At R6 300 without the Kinect, and R6 999 with the glorified web-cam, its rival the PS4 can be had for R5 999. Debatably, the PS4 is also the more gamer-orientated machine, boasting less social media, streaming and other non-gaming additions. Sony’s machine is not without its flaws though, featuring a higher power consumption at full tilt and a less ergonomic controller. But at the price the two consoles sit at, it’s quite an investment.
So, the best option is…?
I’m most likely going to be mowed down by console-loving fans from both factions after stating this, but considering the gold bars one needs to part with, one could build a brilliant gaming PC for the same price that will play all the games at 1080p, 60fps. Granted, the system will use more power, but unavailable streaming services become options again. It will also be fully upgradeable and more adaptable. But this is a pointless caveat when preaching to the console fan.
To conclude, I personally would vouch for a PC. But if I had a gun held to my head, a good wad of cash in my pocket and handcuffed to the point of sales system at a local gaming retailer, I may just go with the PS4. But the Xbox One is still a young platform. Just recently the system gained the ability to read external hard drives — so there’s plenty of room to improve.
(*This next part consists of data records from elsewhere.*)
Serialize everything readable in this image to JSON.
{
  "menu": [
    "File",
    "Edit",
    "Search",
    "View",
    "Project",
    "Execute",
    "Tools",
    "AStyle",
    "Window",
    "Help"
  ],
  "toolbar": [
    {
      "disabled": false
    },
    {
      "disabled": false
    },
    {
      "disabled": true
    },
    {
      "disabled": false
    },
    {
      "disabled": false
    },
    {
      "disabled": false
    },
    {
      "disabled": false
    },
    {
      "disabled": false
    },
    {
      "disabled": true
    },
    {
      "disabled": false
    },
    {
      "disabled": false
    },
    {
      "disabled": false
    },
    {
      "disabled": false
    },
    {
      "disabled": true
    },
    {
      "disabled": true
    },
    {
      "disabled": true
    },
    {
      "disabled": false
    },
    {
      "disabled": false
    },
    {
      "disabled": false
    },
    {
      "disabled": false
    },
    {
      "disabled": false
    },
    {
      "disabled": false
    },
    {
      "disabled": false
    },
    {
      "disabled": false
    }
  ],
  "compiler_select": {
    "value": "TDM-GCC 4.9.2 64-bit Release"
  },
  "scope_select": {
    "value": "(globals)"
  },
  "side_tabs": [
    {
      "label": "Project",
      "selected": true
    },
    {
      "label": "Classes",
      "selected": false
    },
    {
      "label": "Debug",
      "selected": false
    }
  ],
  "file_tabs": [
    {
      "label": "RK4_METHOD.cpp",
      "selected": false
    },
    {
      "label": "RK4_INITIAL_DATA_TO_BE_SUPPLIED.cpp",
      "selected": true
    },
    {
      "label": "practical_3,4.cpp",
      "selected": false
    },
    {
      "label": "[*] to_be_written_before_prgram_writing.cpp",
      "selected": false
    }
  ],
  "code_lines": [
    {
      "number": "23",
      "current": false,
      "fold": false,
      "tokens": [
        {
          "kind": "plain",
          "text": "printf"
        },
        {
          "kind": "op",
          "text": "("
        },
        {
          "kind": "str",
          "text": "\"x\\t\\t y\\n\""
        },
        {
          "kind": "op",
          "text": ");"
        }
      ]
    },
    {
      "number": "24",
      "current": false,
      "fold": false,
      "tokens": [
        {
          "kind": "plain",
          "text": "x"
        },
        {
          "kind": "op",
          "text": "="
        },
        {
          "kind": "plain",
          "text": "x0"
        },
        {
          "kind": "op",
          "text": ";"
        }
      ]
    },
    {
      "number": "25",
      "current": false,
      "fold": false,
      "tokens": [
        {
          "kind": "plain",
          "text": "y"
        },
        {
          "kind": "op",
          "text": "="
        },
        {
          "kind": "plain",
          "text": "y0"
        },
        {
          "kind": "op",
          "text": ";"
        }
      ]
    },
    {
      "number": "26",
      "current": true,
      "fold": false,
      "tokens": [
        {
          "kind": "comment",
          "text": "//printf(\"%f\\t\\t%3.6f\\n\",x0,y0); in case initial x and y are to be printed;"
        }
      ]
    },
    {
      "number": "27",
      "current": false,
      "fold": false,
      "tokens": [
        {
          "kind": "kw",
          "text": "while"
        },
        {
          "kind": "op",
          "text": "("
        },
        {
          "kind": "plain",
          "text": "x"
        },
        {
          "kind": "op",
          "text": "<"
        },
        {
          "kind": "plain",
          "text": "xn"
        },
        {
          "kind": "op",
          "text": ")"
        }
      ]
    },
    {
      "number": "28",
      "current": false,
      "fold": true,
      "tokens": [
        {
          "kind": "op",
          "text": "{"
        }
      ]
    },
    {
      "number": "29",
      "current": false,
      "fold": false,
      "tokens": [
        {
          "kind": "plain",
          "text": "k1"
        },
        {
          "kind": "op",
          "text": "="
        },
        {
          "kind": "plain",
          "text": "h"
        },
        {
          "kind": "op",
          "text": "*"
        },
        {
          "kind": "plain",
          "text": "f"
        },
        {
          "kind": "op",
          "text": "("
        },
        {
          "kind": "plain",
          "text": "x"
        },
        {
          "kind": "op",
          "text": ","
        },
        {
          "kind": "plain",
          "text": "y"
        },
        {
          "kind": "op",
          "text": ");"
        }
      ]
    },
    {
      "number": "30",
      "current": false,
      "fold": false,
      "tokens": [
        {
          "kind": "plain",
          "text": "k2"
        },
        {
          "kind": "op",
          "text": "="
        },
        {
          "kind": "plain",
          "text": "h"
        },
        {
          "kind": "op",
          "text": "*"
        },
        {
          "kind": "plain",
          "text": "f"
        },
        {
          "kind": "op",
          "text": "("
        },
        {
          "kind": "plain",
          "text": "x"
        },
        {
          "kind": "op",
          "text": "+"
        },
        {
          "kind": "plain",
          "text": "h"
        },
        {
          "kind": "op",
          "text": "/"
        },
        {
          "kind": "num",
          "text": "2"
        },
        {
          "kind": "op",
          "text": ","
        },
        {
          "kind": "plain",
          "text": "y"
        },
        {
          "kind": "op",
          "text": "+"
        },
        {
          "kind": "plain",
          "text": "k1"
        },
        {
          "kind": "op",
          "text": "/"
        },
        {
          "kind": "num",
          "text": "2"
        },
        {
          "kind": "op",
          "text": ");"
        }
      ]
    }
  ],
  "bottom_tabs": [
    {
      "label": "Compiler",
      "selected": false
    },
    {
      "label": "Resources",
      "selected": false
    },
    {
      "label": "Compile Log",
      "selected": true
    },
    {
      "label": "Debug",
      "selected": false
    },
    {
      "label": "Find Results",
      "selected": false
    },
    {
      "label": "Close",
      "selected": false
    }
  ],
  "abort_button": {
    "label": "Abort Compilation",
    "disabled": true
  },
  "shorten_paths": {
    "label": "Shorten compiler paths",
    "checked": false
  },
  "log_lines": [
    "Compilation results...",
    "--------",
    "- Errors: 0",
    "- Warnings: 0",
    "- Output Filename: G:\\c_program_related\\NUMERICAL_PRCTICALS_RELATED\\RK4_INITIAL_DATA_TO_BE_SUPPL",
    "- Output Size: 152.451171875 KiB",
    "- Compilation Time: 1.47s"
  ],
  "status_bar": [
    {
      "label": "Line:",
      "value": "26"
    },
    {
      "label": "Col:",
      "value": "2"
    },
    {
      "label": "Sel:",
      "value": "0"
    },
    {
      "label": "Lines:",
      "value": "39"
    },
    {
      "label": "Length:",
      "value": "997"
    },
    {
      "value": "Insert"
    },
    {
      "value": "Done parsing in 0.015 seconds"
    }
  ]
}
But is it the console for the now? When stacked up against the PS4, its chances look slim.
Featured image: BagoGames via Flickr